Our Klamath Basin Water Crisis
Upholding rural Americans' rights to grow food,
own property, and caretake our wildlife and natural resources.
 

http://www.heraldandnews.com/articles/2004/02/18/news/top_stories/top1.txt
 
Storm swells streams, snowpack

A pickup truck sits in a flooded ditch near Oregon Institute of Technology this morning after its driver ignored a road block during the night and ended up in deep water. More than 1.5 inches of rain fell in Klamath Falls over the past two days.

Published Feb. 18, 2004

By DYLAN DARLING

Heavy rain soaked the Klamath Basin for a second straight day Tuesday, bringing streams and rivers to life and sending runoff spreading across roadways in the city of Klamath Falls.

Weather observers at the Klamath Falls Airport recorded .81 of an inch of rain Tuesday. That, combined with Monday's .62 of an inch, created a two-day total of 1.43 inches, or more than 10 percent of the city's average precipitation of 13.05 inches for the entire year.

Another 12 inches of new snow fell Tuesday and overnight at Crater Lake National Park, bringing the on-ground total to 147 inches. The snow included the equivalent of 1.36 inches of liquid precipitation.

Rainfall totals through 7 a.m. today ranged from .02 of an inch in Lakeview and .14 in Alturas to .63 in Tulelake, .92 in Keno, 1.27 in Chemult and 1.62 at Howard Prairie.

A plugged drain beside Industrial Park Drive near Oregon Institute of Technology caused water to back up and create a temporary pond across the street. A pickup became stuck in the ditch after its driver tried to drive through the pond and ended up off the roadway.

In the Lower Klamath Basin, the rain was even heavier. Happy Camp got 5.2 inches between 8 a.m. Monday and 8 a.m. Tuesday. The downpour caused the swelling of many of the streams and rivers that feed the mainstem of the Klamath.

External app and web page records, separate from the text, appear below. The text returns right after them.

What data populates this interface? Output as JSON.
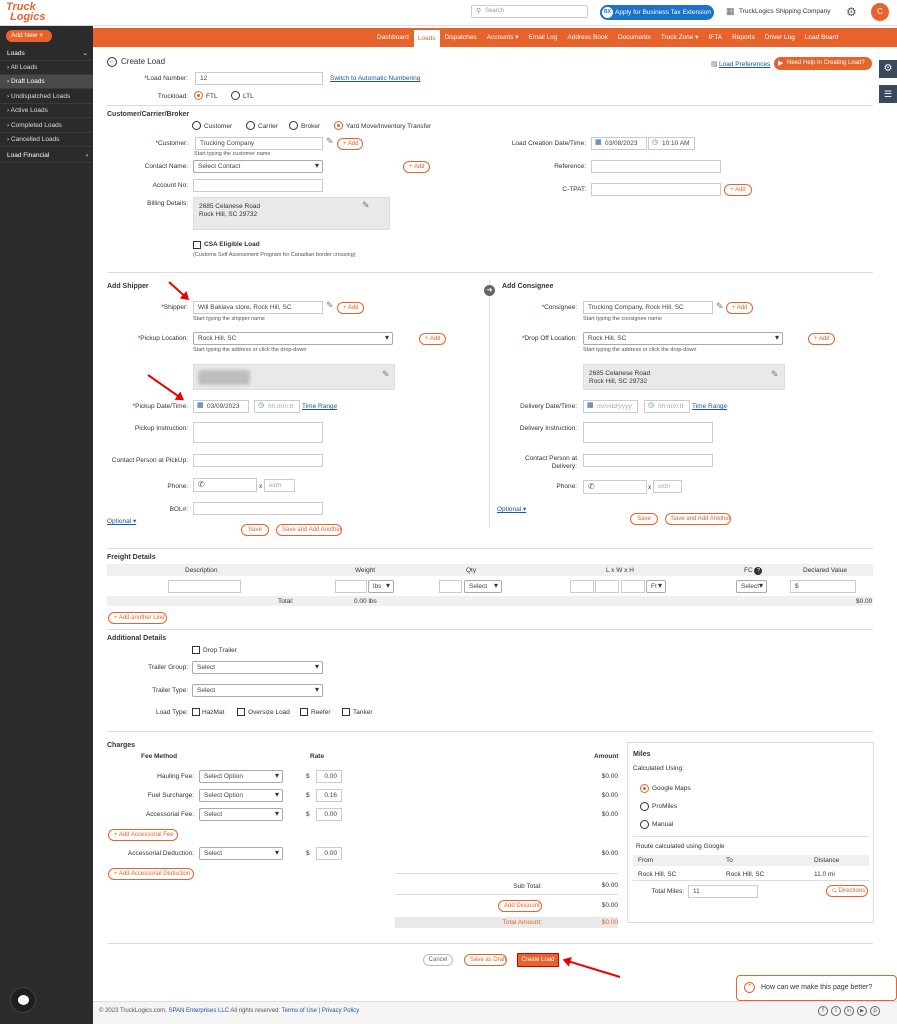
{
  "brand": {
    "logo_line1": "Truck",
    "logo_line2": "Logics"
  },
  "topbar": {
    "search_placeholder": "Search",
    "tax_button": "Apply for Business Tax Extension",
    "company": "TruckLogics Shipping Company",
    "avatar": "C"
  },
  "nav": {
    "items": [
      "Dashboard",
      "Loads",
      "Dispatches",
      "Accounts ▾",
      "Email Log",
      "Address Book",
      "Documents",
      "Truck Zone ▾",
      "IFTA",
      "Reports",
      "Driver Log",
      "Load Board"
    ],
    "active": "Loads"
  },
  "sidebar": {
    "add_new": "Add New",
    "section": "Loads",
    "items": [
      "All Loads",
      "Draft Loads",
      "Undispatched Loads",
      "Active Loads",
      "Completed Loads",
      "Cancelled Loads"
    ],
    "active": "Draft Loads",
    "section2": "Load Financial"
  },
  "page": {
    "title": "Create Load",
    "load_pref": "Load Preferences",
    "help_btn": "Need Help In Creating Load?",
    "load_number_label": "Load Number:",
    "load_number": "12",
    "auto_number": "Switch to Automatic Numbering",
    "truckload_label": "Truckload:",
    "ftl": "FTL",
    "ltl": "LTL"
  },
  "ccb": {
    "title": "Customer/Carrier/Broker",
    "opts": [
      "Customer",
      "Carrier",
      "Broker",
      "Yard Move/Inventory Transfer"
    ],
    "customer_label": "Customer:",
    "customer": "Trucking Company",
    "customer_help": "Start typing the customer name",
    "add": "+ Add",
    "contact_label": "Contact Name:",
    "contact": "Select Contact",
    "account_label": "Account No:",
    "billing_label": "Billing Details:",
    "billing_line1": "2685 Celanese Road",
    "billing_line2": "Rock Hill, SC 29732",
    "csa_label": "CSA Eligible Load",
    "csa_help": "(Customs Self Assessment Program for Canadian border crossing)",
    "creation_label": "Load Creation Date/Time:",
    "creation_date": "03/08/2023",
    "creation_time": "10:10 AM",
    "reference_label": "Reference:",
    "ctpat_label": "C-TPAT:"
  },
  "shipper": {
    "title": "Add Shipper",
    "shipper_label": "Shipper:",
    "shipper": "Will Baklava store, Rock Hill, SC",
    "shipper_help": "Start typing the shipper name",
    "pickup_loc_label": "Pickup Location:",
    "pickup_loc": "Rock Hill, SC",
    "loc_help": "Start typing the address or click the drop-down",
    "date_label": "Pickup Date/Time:",
    "date": "03/09/2023",
    "time_ph": "hh:mm:tt",
    "time_range": "Time Range",
    "instr_label": "Pickup Instruction:",
    "contact_label": "Contact Person at PickUp:",
    "phone_label": "Phone:",
    "ext_ph": "extn",
    "bol_label": "BOL#:",
    "optional": "Optional ▾",
    "save": "Save",
    "save_add": "Save and Add Another"
  },
  "consignee": {
    "title": "Add Consignee",
    "consignee_label": "Consignee:",
    "consignee": "Trucking Company, Rock Hill, SC",
    "consignee_help": "Start typing the consignee name",
    "drop_label": "Drop Off Location:",
    "drop": "Rock Hill, SC",
    "loc_help": "Start typing the address or click the drop-down",
    "addr_line1": "2685 Celanese Road",
    "addr_line2": "Rock Hill, SC 29732",
    "date_label": "Delivery Date/Time:",
    "date_ph": "mm/dd/yyyy",
    "time_ph": "hh:mm:tt",
    "time_range": "Time Range",
    "instr_label": "Delivery Instruction:",
    "contact_label1": "Contact Person at",
    "contact_label2": "Delivery:",
    "phone_label": "Phone:",
    "ext_ph": "extn",
    "optional": "Optional ▾",
    "save": "Save",
    "save_add": "Save and Add Another"
  },
  "freight": {
    "title": "Freight Details",
    "headers": [
      "Description",
      "Weight",
      "Qty",
      "L x W x H",
      "FC",
      "Declared Value"
    ],
    "weight_unit": "lbs",
    "qty_select": "Select",
    "dim_unit": "Ft",
    "fc_select": "Select",
    "currency": "$",
    "total_label": "Total:",
    "total_weight": "0.00 lbs",
    "total_value": "$0.00",
    "add_line": "+ Add another Line"
  },
  "additional": {
    "title": "Additional Details",
    "drop_trailer": "Drop Trailer",
    "group_label": "Trailer Group:",
    "group": "Select",
    "type_label": "Trailer Type:",
    "type": "Select",
    "load_type_label": "Load Type:",
    "types": [
      "HazMat",
      "Oversize Load",
      "Reefer",
      "Tanker"
    ]
  },
  "charges": {
    "title": "Charges",
    "fee_method": "Fee Method",
    "rate": "Rate",
    "amount": "Amount",
    "rows": [
      {
        "label": "Hauling Fee:",
        "select": "Select Option",
        "rate": "0.00",
        "amount": "$0.00"
      },
      {
        "label": "Fuel Surcharge:",
        "select": "Select Option",
        "rate": "0.16",
        "amount": "$0.00"
      },
      {
        "label": "Accessorial Fee:",
        "select": "Select",
        "rate": "0.00",
        "amount": "$0.00"
      }
    ],
    "add_acc_fee": "+ Add Accessorial Fee",
    "deduction": {
      "label": "Accessorial Deduction:",
      "select": "Select",
      "rate": "0.00",
      "amount": "$0.00"
    },
    "add_acc_ded": "+ Add Accessorial Deduction",
    "subtotal_label": "Sub Total:",
    "subtotal": "$0.00",
    "add_discount": "Add Discount",
    "discount": "$0.00",
    "total_label": "Total Amount:",
    "total": "$0.00"
  },
  "miles": {
    "title": "Miles",
    "calc_label": "Calculated Using:",
    "opts": [
      "Google Maps",
      "ProMiles",
      "Manual"
    ],
    "route_label": "Route calculated using Google",
    "headers": [
      "From",
      "To",
      "Distance"
    ],
    "from": "Rock Hill, SC",
    "to": "Rock Hill, SC",
    "distance": "11.0 mi",
    "total_label": "Total Miles:",
    "total": "11",
    "directions": "Directions"
  },
  "actions": {
    "cancel": "Cancel",
    "draft": "Save as Draft",
    "create": "Create Load"
  },
  "feedback": "How can we make this page better?",
  "footer": {
    "copy": "© 2023 TruckLogics.com,",
    "span": "SPAN Enterprises LLC",
    "rights": "All rights reserved.",
    "terms": "Terms of Use",
    "sep": "|",
    "privacy": "Privacy Policy"
  },
  "colors": {
    "accent": "#e8632b",
    "sidebar": "#2b2b2b",
    "link": "#1a56a6"
  }
}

Larry Jacobs, a technician at the National Weather Service's Medford office, said the storm system that caused the rain has now moved to the east.

Another storm system should be rolling in Friday, but it shouldn't pack the wet punch that the last one did.

"That one came up from the south-southwest, so it had a lot of moisture in it," he said.

The mountain snowpack in the Upper Klamath Basin climbed today to 138 percent of average. It had been 125 percent on Monday.

The flow of water in the Williamson River at Chiloquin was measured at 10 a.m. today at 1,030 cubic feet per second, up from 811 cfs on Monday.

With the storm system now past, puddles around the Basin should be shrinking over the next several days. But that doesn't mean rain and snow has completely gone away.

The Weather Service is calling for rain and snow showers throughout the rest of the week.

This week's wet weather nearly erased a precipitation deficit Klamath Falls had as recently as Sunday, when cumulative rainfall lagged well below the average for the water year.

The city has received 3.32 inches of precipitation since Jan. 1, a half-inch over the average of 2.88 for the period. The total for the water year, which began Oct. 1, is 7.4 inches, close to the average of 7.93 inches.

On the Net:

www.wrh.noaa.gov/Medford/climo

Reporter Dylan Darling covers natural resources. He can be reached at 885-4471, (800) 275-0982, or by e-mail at ddarling@heraldandnews.com.



+++++++++++++++++++++++++++++++++++++++++++++++++++++++++++
NOTE: In accordance with Title 17 U.S.C. section 107, any copyrighted
material  herein is distributed without profit or payment to those who have
expressed  a  prior interest in receiving this information for non-profit
research and  educational purposes only. For more information go to:
 http://www.law.cornell.edu/uscode/17/107.shtml

 

 

Home

Contact

 

Page Updated: Thursday May 07, 2009 09:14 AM  Pacific


Copyright klamathbasincrisis.org, 2004, All Rights Reserved